(Dataset rows for apps and sites)
■ ■ ■ ■
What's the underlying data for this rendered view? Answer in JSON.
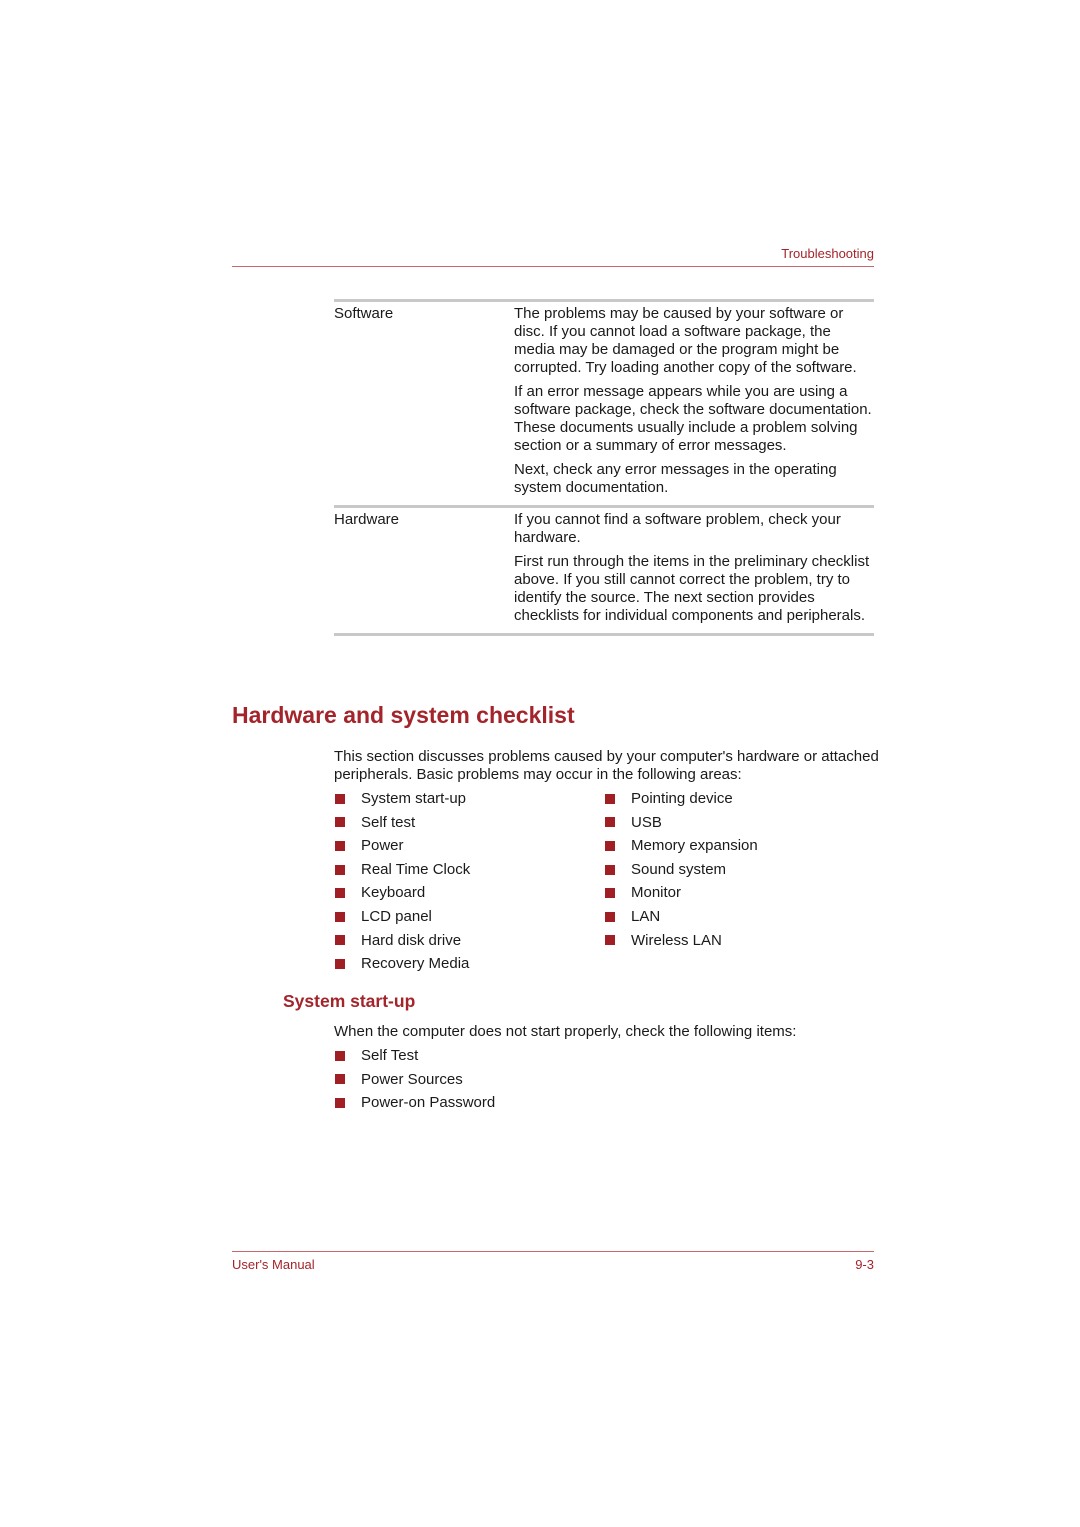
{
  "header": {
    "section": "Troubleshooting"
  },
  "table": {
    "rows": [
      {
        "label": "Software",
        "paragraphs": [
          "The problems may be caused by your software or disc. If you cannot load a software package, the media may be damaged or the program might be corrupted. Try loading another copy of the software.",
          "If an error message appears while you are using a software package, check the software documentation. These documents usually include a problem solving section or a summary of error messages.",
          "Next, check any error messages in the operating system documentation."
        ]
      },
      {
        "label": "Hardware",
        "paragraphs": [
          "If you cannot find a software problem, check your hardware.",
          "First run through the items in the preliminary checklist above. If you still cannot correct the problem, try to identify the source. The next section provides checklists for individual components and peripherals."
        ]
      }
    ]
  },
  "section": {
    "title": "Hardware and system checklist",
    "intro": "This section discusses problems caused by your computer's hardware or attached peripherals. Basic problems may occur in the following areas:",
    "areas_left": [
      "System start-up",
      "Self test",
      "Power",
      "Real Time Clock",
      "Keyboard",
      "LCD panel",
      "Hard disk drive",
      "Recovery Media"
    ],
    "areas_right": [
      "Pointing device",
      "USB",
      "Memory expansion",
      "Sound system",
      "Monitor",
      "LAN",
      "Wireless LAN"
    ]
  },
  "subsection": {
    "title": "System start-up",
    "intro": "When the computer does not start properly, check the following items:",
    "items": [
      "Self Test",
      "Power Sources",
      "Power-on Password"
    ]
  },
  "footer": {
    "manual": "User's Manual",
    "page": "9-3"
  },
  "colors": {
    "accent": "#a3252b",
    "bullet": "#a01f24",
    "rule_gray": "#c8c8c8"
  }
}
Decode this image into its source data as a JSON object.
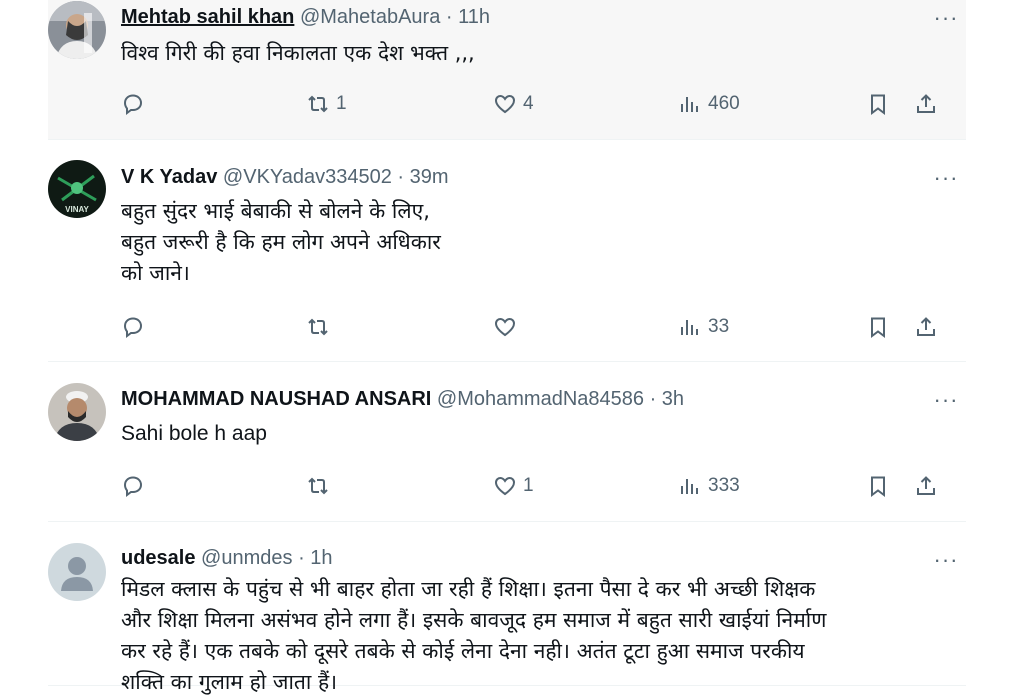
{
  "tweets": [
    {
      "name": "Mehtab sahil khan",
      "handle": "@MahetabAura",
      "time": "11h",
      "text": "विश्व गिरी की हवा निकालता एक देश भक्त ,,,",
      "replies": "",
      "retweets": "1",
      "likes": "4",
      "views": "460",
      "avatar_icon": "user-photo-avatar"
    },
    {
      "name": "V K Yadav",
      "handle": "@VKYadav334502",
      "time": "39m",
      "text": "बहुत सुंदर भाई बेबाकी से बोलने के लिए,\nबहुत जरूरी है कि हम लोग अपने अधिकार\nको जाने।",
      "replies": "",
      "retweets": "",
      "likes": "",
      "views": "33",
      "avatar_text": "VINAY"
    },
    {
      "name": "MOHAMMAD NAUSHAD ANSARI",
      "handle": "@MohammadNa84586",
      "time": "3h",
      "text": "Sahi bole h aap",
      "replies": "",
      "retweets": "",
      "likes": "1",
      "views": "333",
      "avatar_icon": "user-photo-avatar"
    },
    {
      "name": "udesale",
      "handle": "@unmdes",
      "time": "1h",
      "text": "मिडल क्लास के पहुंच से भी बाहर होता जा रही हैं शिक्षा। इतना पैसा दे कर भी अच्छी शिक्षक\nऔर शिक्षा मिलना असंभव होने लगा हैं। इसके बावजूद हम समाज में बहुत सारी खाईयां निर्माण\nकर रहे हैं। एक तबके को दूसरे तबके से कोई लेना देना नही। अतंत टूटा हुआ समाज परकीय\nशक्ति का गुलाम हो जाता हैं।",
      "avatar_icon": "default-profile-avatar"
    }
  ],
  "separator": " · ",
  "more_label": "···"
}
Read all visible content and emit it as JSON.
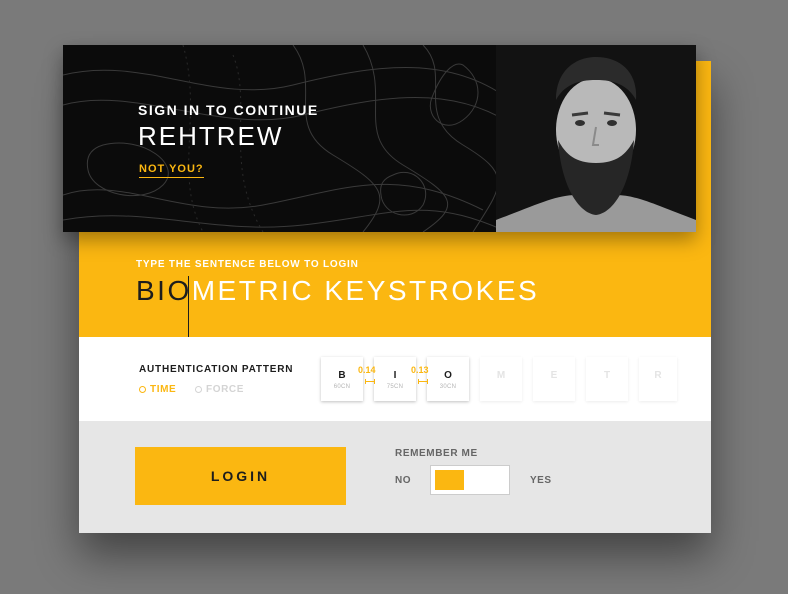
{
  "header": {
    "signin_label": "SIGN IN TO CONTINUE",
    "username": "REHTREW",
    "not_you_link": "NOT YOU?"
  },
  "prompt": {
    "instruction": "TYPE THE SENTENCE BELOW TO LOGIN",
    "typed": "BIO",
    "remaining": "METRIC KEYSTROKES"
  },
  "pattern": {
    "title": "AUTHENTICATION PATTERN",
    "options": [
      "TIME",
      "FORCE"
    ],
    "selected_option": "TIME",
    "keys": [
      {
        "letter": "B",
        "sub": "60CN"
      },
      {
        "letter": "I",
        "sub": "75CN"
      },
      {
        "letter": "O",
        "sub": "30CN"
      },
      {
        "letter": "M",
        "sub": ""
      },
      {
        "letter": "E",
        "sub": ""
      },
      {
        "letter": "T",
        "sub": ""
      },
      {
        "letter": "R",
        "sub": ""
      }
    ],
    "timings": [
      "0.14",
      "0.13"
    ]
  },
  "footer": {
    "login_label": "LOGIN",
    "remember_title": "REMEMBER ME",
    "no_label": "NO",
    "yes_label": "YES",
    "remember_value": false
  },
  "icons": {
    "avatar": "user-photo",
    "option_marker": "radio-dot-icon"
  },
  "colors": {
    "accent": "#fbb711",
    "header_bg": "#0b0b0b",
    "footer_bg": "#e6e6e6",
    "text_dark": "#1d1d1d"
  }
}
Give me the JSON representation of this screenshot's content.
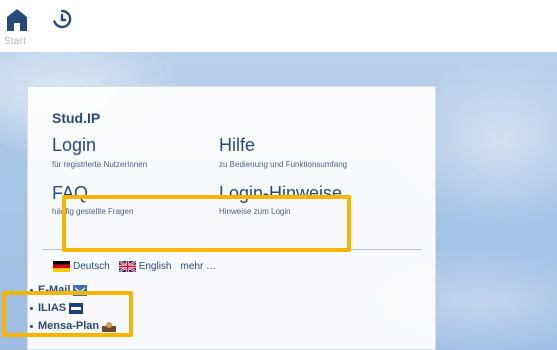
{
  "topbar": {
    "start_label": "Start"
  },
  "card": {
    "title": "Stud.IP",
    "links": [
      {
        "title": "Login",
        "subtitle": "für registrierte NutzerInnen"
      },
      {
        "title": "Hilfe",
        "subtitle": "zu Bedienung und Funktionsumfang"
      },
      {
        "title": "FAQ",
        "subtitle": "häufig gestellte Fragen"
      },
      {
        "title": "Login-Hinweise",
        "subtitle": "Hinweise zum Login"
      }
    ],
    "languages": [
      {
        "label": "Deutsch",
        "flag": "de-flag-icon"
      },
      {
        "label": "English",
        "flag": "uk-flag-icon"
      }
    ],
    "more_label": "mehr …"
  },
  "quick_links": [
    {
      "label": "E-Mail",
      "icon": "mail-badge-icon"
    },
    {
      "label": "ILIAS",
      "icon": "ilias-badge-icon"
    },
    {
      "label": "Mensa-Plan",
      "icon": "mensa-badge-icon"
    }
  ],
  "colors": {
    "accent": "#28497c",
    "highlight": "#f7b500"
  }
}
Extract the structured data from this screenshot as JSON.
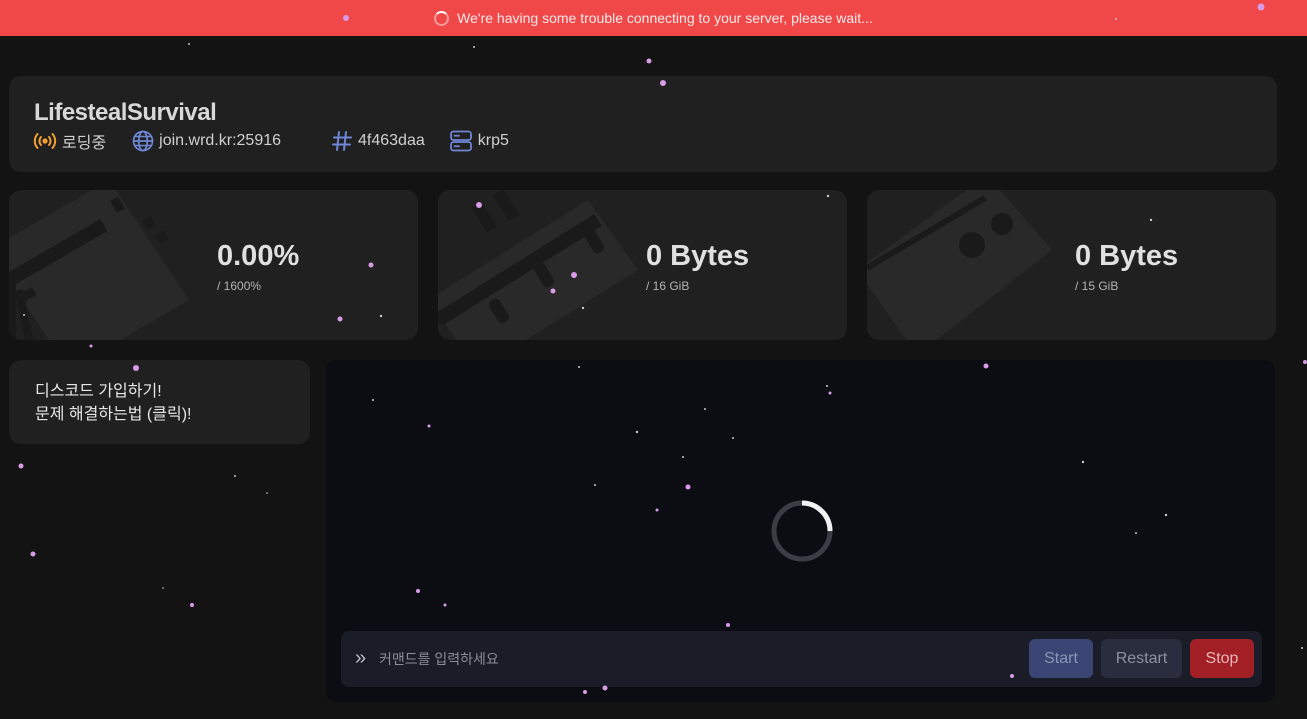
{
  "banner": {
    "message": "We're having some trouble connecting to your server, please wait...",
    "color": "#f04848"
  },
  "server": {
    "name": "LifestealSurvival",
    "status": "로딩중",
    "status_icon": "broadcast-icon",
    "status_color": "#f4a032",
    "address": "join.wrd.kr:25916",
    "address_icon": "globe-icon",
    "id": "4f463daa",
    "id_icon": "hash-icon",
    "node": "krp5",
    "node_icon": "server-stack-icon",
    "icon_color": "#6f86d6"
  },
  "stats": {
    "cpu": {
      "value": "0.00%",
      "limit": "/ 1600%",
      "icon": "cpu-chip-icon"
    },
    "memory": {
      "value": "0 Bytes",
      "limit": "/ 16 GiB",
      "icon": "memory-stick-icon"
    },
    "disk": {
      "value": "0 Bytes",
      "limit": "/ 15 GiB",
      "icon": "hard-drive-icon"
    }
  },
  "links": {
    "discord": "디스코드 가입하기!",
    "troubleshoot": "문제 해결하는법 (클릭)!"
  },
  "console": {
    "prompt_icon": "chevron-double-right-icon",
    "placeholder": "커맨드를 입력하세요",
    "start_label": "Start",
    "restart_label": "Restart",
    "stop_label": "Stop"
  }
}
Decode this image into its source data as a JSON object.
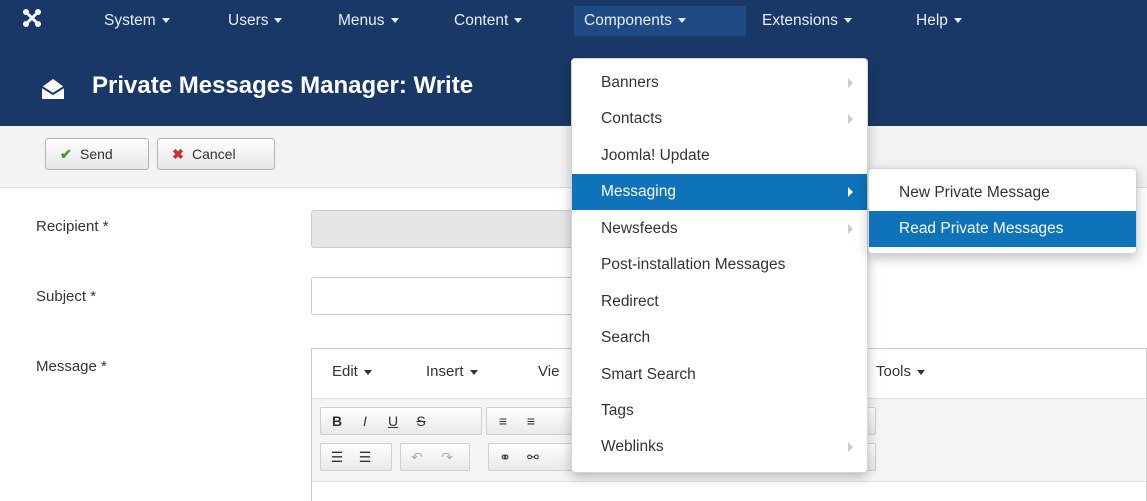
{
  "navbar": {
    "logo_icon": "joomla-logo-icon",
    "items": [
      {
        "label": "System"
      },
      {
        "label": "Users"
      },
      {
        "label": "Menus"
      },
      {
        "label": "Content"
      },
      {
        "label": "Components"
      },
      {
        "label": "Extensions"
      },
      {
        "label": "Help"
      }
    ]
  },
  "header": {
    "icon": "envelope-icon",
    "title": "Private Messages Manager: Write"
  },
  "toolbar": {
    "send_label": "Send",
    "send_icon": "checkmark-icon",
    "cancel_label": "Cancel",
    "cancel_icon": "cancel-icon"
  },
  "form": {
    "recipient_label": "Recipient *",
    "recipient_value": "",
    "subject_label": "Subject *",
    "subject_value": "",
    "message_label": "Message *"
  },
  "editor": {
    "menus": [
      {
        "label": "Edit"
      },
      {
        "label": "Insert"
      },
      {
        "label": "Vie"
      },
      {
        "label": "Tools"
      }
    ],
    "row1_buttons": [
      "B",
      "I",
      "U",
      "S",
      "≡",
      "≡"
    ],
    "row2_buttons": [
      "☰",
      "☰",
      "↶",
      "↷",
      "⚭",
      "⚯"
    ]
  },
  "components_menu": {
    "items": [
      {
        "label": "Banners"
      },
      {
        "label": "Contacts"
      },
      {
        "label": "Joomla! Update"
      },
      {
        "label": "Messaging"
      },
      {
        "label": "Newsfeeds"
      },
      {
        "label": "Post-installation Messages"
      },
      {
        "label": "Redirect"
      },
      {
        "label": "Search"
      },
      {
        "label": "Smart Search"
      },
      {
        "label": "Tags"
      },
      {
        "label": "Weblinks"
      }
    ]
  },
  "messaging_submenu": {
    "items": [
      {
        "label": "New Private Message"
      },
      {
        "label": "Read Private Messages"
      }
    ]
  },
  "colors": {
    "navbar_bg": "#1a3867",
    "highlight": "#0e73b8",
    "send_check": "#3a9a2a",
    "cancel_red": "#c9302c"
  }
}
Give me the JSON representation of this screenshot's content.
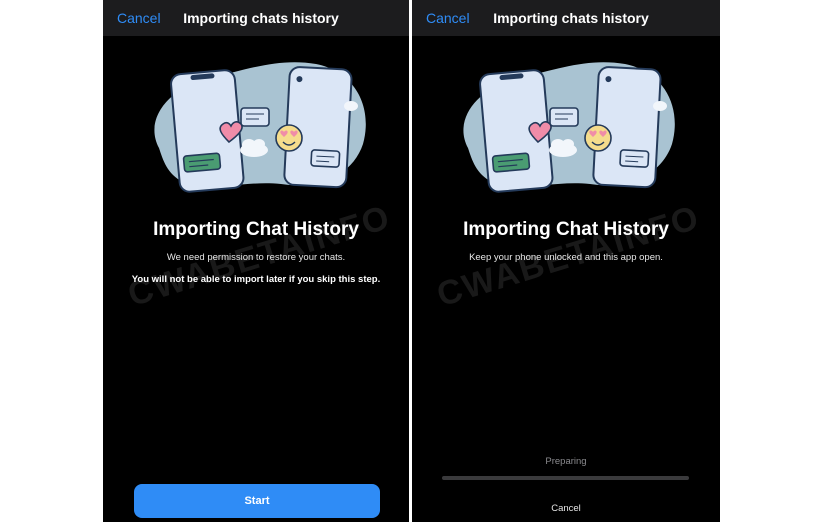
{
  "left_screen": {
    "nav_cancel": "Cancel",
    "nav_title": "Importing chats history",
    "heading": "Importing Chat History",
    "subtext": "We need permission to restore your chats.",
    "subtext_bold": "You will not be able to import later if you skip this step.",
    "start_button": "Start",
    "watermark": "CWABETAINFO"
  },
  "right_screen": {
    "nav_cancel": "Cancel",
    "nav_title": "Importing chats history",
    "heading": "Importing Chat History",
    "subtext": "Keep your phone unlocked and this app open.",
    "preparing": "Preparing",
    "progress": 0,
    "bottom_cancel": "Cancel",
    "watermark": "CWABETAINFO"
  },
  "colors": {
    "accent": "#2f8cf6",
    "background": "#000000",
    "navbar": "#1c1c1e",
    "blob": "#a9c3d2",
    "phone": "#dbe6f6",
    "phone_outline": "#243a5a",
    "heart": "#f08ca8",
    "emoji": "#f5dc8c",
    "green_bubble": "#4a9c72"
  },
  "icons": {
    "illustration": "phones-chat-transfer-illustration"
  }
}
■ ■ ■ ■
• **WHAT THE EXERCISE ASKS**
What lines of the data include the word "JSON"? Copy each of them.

• **RESULT OF THE EXERCISE**
What's the underlying data for this rendered view? Answer in JSON.
Decode this image into its source data as a JSON object.
Read all visible content and emit it as JSON.
Give me the JSON representation of this screenshot's content.
Extract the structured data from this screenshot as JSON.
Decode this image into its source data as a JSON object.
Give me the JSON representation of this screenshot's content.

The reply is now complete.